Much of the discussion of cloud adoption centres on its benefits in the private sector, where organisations which are motivated by profit need to be convinced that by embracing this emerging form of IT solution they can increase margins and exploit new revenue streams.
This could leave non profit firms feeling marginalised, since the debate rarely swings towards the ways in which significant savings can be made in their arena.
Thankfully by taking advantage of cloud migration services offered by a variety of providers it is possible for non profits to take the plunge and lower IT costs in the process.
IaaS (infrastructure as a service) may play second fiddle to SaaS (software as a service) in terms of current adoption rates and provider revenues, but it is arguably the most important element that larger non profit organisations can unleash to help them combat costs and make money go further.
Gartner reports that IaaS is the fastest growing part of the cloud market at the moment, and for good reason. It enables organisations to unburden themselves of the need to host all of their IT infrastructure on-site, instead allowing a third party to take care of the heavy lifting.
With IaaS onboard a firm can access an almost unlimited amount of storage and processing capacity, as well as having the opportunity for the cloud provider to manage other elements like network connectivity, digital security and general upkeep and upgrading of hardware. It also allows a larger area to fit additional personnel due to the equipment being off site meaning more of the prime office space is used for fitting in more staff and their office furniture from businesses like https://www.easyofficefurniture.co.uk.
In the past all of these elements would have been costs that individual organisations would have to bear, but now in the cloud age they are collectively paid for by enterprise cloud clients and made economically viable thanks to the scale of the facilities that vendors operate.
Cloud Tactics for the Long Term
For non profits that may still be sceptical about the cloud’s potential to change the world, it is only necessary to look at other studies that show the market is maturing and continuing its rapid growth.

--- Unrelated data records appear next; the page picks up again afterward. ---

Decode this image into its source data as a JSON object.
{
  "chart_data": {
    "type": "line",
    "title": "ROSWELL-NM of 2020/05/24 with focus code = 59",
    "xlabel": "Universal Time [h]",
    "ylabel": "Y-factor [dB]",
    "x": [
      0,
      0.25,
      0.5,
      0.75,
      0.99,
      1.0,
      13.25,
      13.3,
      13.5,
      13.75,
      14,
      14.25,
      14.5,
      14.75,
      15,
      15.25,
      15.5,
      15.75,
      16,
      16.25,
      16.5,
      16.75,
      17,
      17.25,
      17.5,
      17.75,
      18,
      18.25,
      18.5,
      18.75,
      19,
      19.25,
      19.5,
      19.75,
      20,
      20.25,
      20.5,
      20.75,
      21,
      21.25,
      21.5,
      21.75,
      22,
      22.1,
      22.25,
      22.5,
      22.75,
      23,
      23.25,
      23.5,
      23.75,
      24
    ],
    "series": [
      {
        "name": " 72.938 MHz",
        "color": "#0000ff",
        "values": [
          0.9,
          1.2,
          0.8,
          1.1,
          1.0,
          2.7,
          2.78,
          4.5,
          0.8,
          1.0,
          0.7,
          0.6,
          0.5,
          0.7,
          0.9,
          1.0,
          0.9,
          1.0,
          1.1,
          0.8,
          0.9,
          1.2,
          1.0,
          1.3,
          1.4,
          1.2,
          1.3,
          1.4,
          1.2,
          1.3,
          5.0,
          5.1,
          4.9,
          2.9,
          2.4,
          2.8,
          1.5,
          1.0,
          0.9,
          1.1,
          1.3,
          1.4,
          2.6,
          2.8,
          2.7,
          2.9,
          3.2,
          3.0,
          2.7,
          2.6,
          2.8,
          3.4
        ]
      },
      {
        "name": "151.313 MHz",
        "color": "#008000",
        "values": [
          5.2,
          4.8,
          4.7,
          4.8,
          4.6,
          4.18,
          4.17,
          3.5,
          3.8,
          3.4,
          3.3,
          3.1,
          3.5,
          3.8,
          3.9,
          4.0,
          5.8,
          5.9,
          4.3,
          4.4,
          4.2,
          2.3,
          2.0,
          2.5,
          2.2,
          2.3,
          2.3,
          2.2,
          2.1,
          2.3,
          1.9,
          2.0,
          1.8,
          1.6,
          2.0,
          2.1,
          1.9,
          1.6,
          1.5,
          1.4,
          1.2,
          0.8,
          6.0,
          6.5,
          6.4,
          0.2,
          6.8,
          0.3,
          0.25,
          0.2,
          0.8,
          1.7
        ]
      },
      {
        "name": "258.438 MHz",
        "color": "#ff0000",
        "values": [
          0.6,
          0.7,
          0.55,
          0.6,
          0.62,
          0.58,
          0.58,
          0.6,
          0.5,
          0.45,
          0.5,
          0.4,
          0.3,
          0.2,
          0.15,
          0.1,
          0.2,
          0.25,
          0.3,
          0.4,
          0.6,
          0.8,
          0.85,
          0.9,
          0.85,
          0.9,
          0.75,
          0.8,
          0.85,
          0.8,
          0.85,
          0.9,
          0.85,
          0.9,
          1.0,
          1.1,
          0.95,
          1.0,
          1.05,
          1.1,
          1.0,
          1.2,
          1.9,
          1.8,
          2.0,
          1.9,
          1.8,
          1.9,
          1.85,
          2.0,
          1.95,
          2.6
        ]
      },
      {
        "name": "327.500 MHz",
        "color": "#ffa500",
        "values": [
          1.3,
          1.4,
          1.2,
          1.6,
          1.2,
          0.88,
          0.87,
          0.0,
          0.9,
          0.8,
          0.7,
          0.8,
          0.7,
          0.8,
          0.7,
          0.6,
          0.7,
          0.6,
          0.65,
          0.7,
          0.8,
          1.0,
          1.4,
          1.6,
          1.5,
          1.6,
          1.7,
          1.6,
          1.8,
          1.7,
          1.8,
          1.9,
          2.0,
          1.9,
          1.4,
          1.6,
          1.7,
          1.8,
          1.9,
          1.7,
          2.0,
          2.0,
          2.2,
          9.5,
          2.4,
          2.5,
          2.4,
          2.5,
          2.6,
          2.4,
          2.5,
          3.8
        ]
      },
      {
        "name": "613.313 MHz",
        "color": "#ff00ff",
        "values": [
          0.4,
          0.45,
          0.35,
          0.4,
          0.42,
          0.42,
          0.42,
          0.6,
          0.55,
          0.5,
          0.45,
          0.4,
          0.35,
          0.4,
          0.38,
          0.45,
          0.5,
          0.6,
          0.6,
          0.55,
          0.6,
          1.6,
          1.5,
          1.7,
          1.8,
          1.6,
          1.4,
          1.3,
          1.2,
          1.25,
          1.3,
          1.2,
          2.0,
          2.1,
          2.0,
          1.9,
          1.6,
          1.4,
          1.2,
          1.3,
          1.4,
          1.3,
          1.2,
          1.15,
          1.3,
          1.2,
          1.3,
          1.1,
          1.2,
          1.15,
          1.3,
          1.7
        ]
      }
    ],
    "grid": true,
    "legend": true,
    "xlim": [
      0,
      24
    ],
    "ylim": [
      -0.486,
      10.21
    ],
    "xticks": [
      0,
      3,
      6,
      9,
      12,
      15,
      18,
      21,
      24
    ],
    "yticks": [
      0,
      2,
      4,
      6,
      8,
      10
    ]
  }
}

A report from Forrester predicts that the public cloud alone will be worth £114 billion annually by the end of the decade, but of course this is not the only route available to organisations that are looking to reduce costs and still maintain a cutting edge IT setup.

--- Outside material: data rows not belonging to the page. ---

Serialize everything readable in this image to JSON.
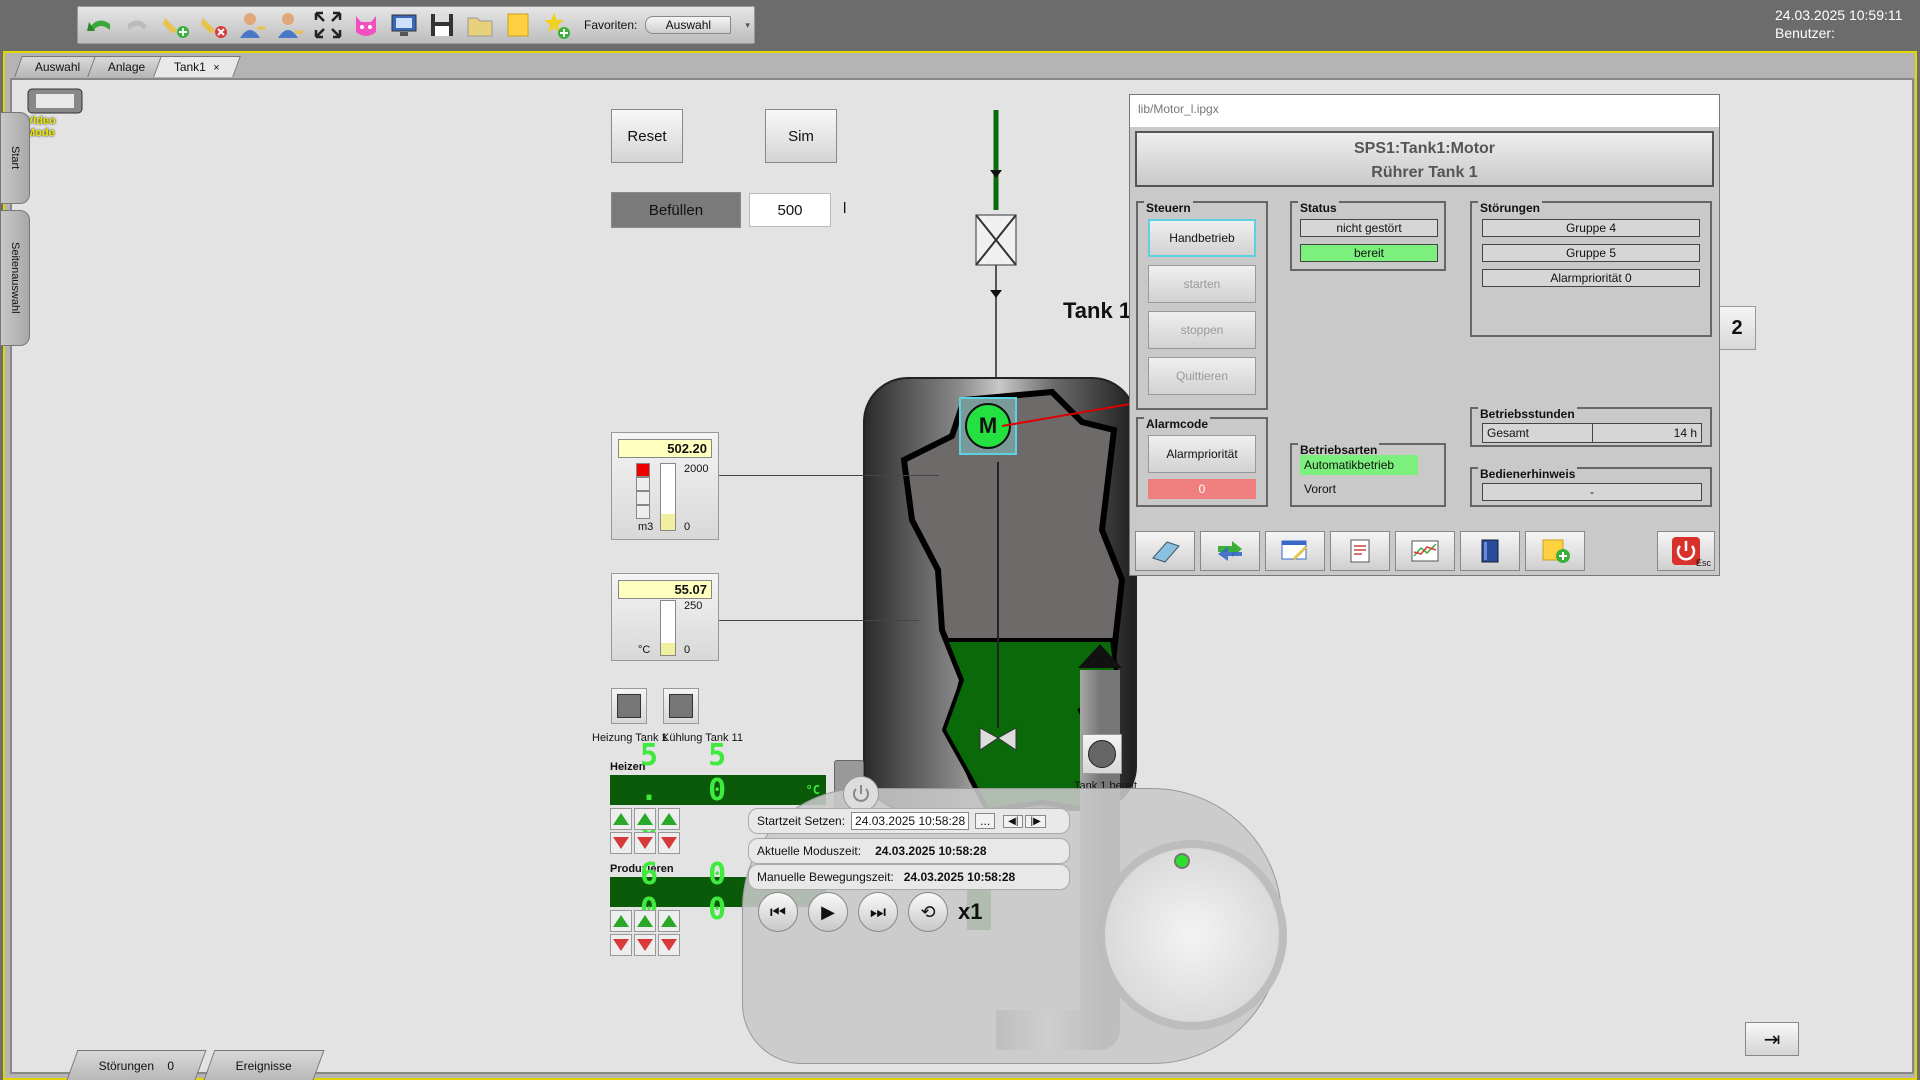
{
  "header": {
    "favorites_label": "Favoriten:",
    "favorites_select": "Auswahl",
    "date_time": "24.03.2025 10:59:11",
    "user_label": "Benutzer:"
  },
  "tabs": [
    {
      "label": "Auswahl"
    },
    {
      "label": "Anlage"
    },
    {
      "label": "Tank1",
      "close": "×"
    }
  ],
  "side_tabs": {
    "start": "Start",
    "page_select": "Seitenauswahl"
  },
  "video_mode": "Video Mode",
  "controls": {
    "reset": "Reset",
    "sim": "Sim",
    "fill": "Befüllen",
    "fill_value": "500",
    "fill_unit": "l"
  },
  "tank": {
    "label": "Tank 1",
    "motor_symbol": "M",
    "ready_label": "Tank 1 bereit",
    "page_number": "2"
  },
  "level_gauge": {
    "value": "502.20",
    "max": "2000",
    "min": "0",
    "unit": "m3",
    "fill_fraction": 0.25
  },
  "temp_gauge": {
    "value": "55.07",
    "max": "250",
    "min": "0",
    "unit": "°C",
    "fill_fraction": 0.22
  },
  "indicators": {
    "heating": "Heizung Tank 1",
    "cooling": "Kühlung Tank 11"
  },
  "heat_panel": {
    "title": "Heizen",
    "display": "5 5 . 0 0",
    "unit": "°C"
  },
  "produce_panel": {
    "title": "Produzieren",
    "display": "6 0 . 0 0"
  },
  "bottom_tabs": {
    "alarms_label": "Störungen",
    "alarms_count": "0",
    "events_label": "Ereignisse"
  },
  "faceplate": {
    "path": "lib/Motor_l.ipgx",
    "title_line1": "SPS1:Tank1:Motor",
    "title_line2": "Rührer Tank 1",
    "steuern": {
      "title": "Steuern",
      "buttons": [
        "Handbetrieb",
        "starten",
        "stoppen",
        "Quittieren"
      ]
    },
    "alarmcode": {
      "title": "Alarmcode",
      "button": "Alarmpriorität",
      "value": "0"
    },
    "status": {
      "title": "Status",
      "items": [
        "nicht gestört",
        "bereit"
      ]
    },
    "betriebsarten": {
      "title": "Betriebsarten",
      "items": [
        "Automatikbetrieb",
        "Vorort"
      ]
    },
    "stoerungen": {
      "title": "Störungen",
      "items": [
        "Gruppe 4",
        "Gruppe 5",
        "Alarmpriorität 0"
      ]
    },
    "betriebsstunden": {
      "title": "Betriebsstunden",
      "label": "Gesamt",
      "value": "14 h"
    },
    "bedienerhinweis": {
      "title": "Bedienerhinweis",
      "value": "-"
    },
    "esc_label": "Esc"
  },
  "playback": {
    "start_label": "Startzeit Setzen:",
    "start_value": "24.03.2025 10:58:28",
    "more": "...",
    "mode_label": "Aktuelle Moduszeit:",
    "mode_value": "24.03.2025 10:58:28",
    "manual_label": "Manuelle Bewegungszeit:",
    "manual_value": "24.03.2025 10:58:28",
    "speed": "x1"
  },
  "colors": {
    "accent_yellow": "#e2d600",
    "process_green": "#0a6a0a",
    "status_green": "#7cf07c",
    "alarm_red": "#f08080"
  }
}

For many firms it is most cost-effective and convenient to take a hybrid approach to cloud computing, combining elements of public solutions with existing on-site hosting so that the migration process is gradual. This avoids the need for instant, jarring and potentially expensive changes to your IT infrastructure while still letting you experience just what the cloud is capable of delivering.
Non profits are under more scrutiny than ever and the need to make sure that funding is spent appropriately has never been greater. IT costs account for a big chunk of the overall budget, so considering cloud adoption as a means of potentially slashing this in half will seem like a savvy move to most.